Nick J. Bansback, MSc1, Roberta Ara2, Sue Ward2, Aslam H. Anis, PhD3, and Hyon Choi, MD3. (1) St. Paul's Hospital, Vancouver, BC, Canada, (2) University of Sheffield, Sheffield, United Kingdom, (3) University of British Columbia, Vancouver, BC, Canada
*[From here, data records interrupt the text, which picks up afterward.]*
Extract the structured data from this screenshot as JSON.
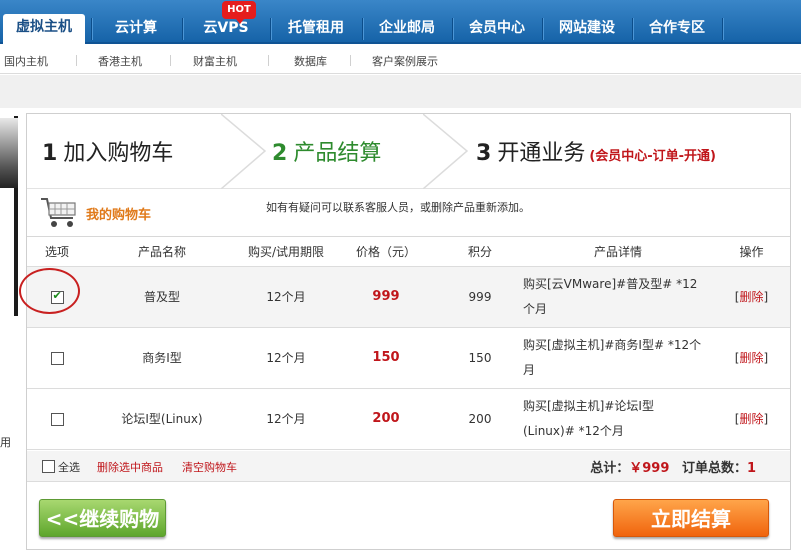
{
  "nav": {
    "items": [
      {
        "label": "虚拟主机",
        "active": true
      },
      {
        "label": "云计算"
      },
      {
        "label": "云VPS"
      },
      {
        "label": "托管租用"
      },
      {
        "label": "企业邮局"
      },
      {
        "label": "会员中心"
      },
      {
        "label": "网站建设"
      },
      {
        "label": "合作专区"
      }
    ],
    "hot_badge": "HOT"
  },
  "subnav": {
    "items": [
      "国内主机",
      "香港主机",
      "财富主机",
      "数据库",
      "客户案例展示"
    ]
  },
  "left_strip_char": "用",
  "steps": [
    {
      "num": "1",
      "label": "加入购物车"
    },
    {
      "num": "2",
      "label": "产品结算",
      "current": true
    },
    {
      "num": "3",
      "label": "开通业务",
      "note": "(会员中心-订单-开通)"
    }
  ],
  "cart": {
    "title": "我的购物车",
    "tip": "如有有疑问可以联系客服人员，或删除产品重新添加。",
    "columns": [
      "选项",
      "产品名称",
      "购买/试用期限",
      "价格（元）",
      "积分",
      "产品详情",
      "操作"
    ],
    "rows": [
      {
        "checked": true,
        "name": "普及型",
        "term": "12个月",
        "price": "999",
        "points": "999",
        "detail": "购买[云VMware]#普及型# *12个月",
        "action": "删除"
      },
      {
        "checked": false,
        "name": "商务I型",
        "term": "12个月",
        "price": "150",
        "points": "150",
        "detail": "购买[虚拟主机]#商务I型# *12个月",
        "action": "删除"
      },
      {
        "checked": false,
        "name": "论坛I型(Linux)",
        "term": "12个月",
        "price": "200",
        "points": "200",
        "detail": "购买[虚拟主机]#论坛I型(Linux)# *12个月",
        "action": "删除"
      }
    ],
    "footer": {
      "select_all": "全选",
      "delete_selected": "删除选中商品",
      "clear_cart": "清空购物车",
      "total_label": "总计：",
      "total_value": "￥999",
      "order_count_label": "订单总数：",
      "order_count_value": "1"
    }
  },
  "buttons": {
    "continue": "<<继续购物",
    "checkout": "立即结算"
  },
  "colors": {
    "nav_blue": "#1663a8",
    "price_red": "#c0161b",
    "current_step_green": "#2e8b2e",
    "checkout_orange": "#f0640d",
    "continue_green": "#5ea62c"
  }
}
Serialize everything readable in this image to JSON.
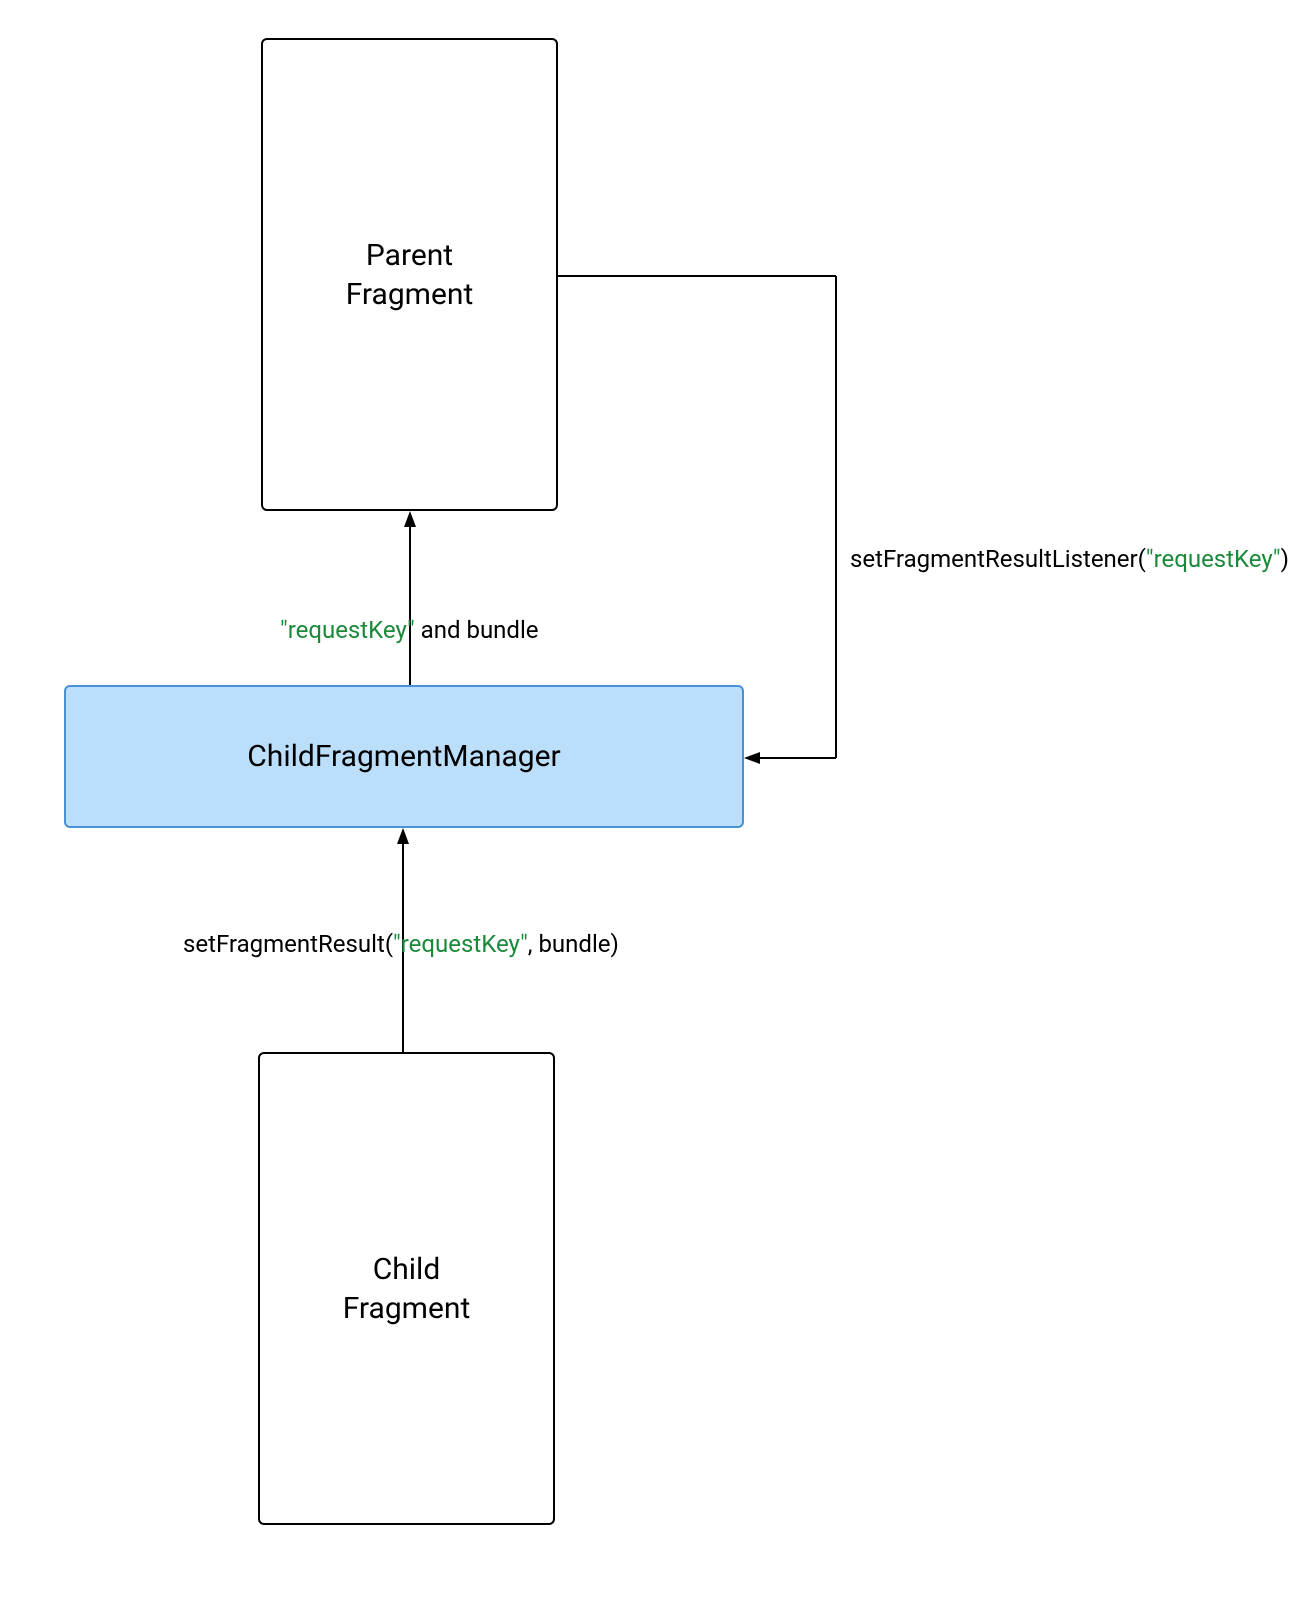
{
  "nodes": {
    "parent": {
      "label": "Parent\nFragment"
    },
    "manager": {
      "label": "ChildFragmentManager"
    },
    "child": {
      "label": "Child\nFragment"
    }
  },
  "edges": {
    "managerToParent": {
      "pre_key": "\"requestKey\"",
      "post": " and bundle"
    },
    "parentToManager": {
      "pre": "setFragmentResultListener(",
      "key": "\"requestKey\"",
      "post": ")"
    },
    "childToManager": {
      "pre": "setFragmentResult(",
      "key": "\"requestKey\"",
      "post": ", bundle)"
    }
  },
  "colors": {
    "managerFill": "#bbdefb",
    "managerStroke": "#4a90d6",
    "key": "#1a8a3a"
  }
}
Purpose: Increasingly, the cost-effectiveness of an intervention is becoming a fourth hurdle in its development (along with quality, safety and efficacy). If an intervention is considered an inefficient use of healthcare resources then its developmental costs could have been spent better elsewhere. While decision analysis can examine if the intervention is expected to be cost-effective based on existing evidence; value-of-information (VoI) analysis can be used to determine if additional research on the intervention itself is cost-effective. Uptake of VoI has been slow, partly since it is has mostly been performed after phase III studies have been undertaken, when justifying further research to policy makers is difficult. We apply VoI methods to the case of statins in rheumatoid arthritis (RA), recently studied in a proof of concept study, for which a multi-centre study is now planned. Methods: A decision model was developed to examine the long term costs and benefits (on lipid profiles; subsequent risk of coronary events (eg CHD); and RA activity (DAS/HAQ)) of adding statins to conventional therapy. Uncertainty analysis was performed by assigning joint probability distributions to each parameter. Partial EVPI was undertaken using the two-level method. Results: Using a 10yr time horizon, and a US perspective, the incremental cost effectiveness of statin therapy was uncertain (95%CI ranged from $8k to >$100k per QALY gained). Whether this is cost-effective depends on what is considered reasonable additional cost for additional benefit. Assuming the policy would entail all patients with RA (prev=1%) receiving statins with their conventional DMARD therapy, in the US the total EVPI was estimated to be up to $2 billion per year. Findings (partial EVPI) indicate pivotal areas of uncertainty are: longer term benefit of statin therapy and improvement of DAS and its relationship with health utility. Conclusions: Implementation of a concomitant statins therapy for patients with RA could cost up to $3 billion in the US per annum (statin costs alone). Whether the policy is cost-effective is uncertain. Our study finds the impending trial of statins to be economically warranted. However it must be designed to be longer than 6 months and measure health utilities if it is going to improve the policy decision uncertainty.